By introducing the PHEV version of the Jeep Wrangler, FCA would therefore be able to introduce the plug-in version at the lowest cost imaginable, as it would be produced without having to build excess capacity in a new plant, or a factory expansion. It would roll down the line inside the existing capacity ceiling. This is how you maximize margins in the automotive industry.
Selling government-mandated plug-in vehicles is hard enough on the margins. At least FCA will be able to do so in the most favorable factory situation conceivable.
Get More Mileage Out Of Your Auto Investing
The auto industry moves fast, and it can be tough to stay on top of everything that's happening. I designed Auto Insight For Wall St. to keep you aware of all the changes without your needing to spend all the time. I attend new vehicle launches, press conferences, and industry events and share that insight with my subscribers. Looking for more? Sign up for a free trial today.
This article was written by
Disclosure: I am/we are long FCAU. I wrote this article myself, and it expresses my own opinions. I am not receiving compensation for it (other than from Seeking Alpha). I have no business relationship with any company whose stock is mentioned in this article.
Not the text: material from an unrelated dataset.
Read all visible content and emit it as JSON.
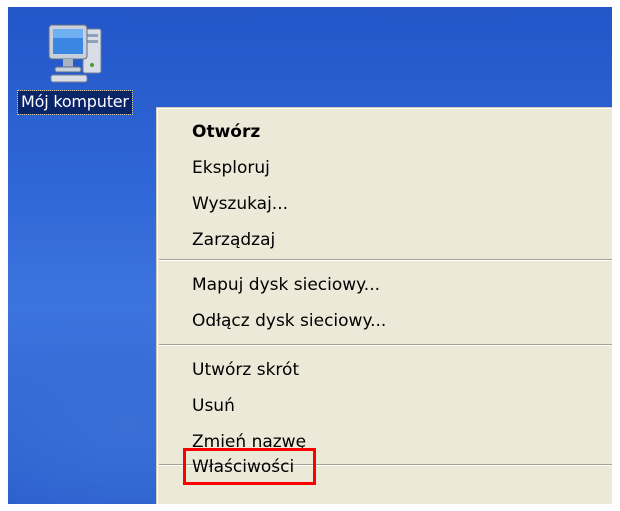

Additional disclosure: At the time of submitting this article for publication, the author was short TSLA and long FCAU. However, positions can change at any time. The author regularly attends press conferences, new vehicle launches and equivalent, hosted by most major automakers.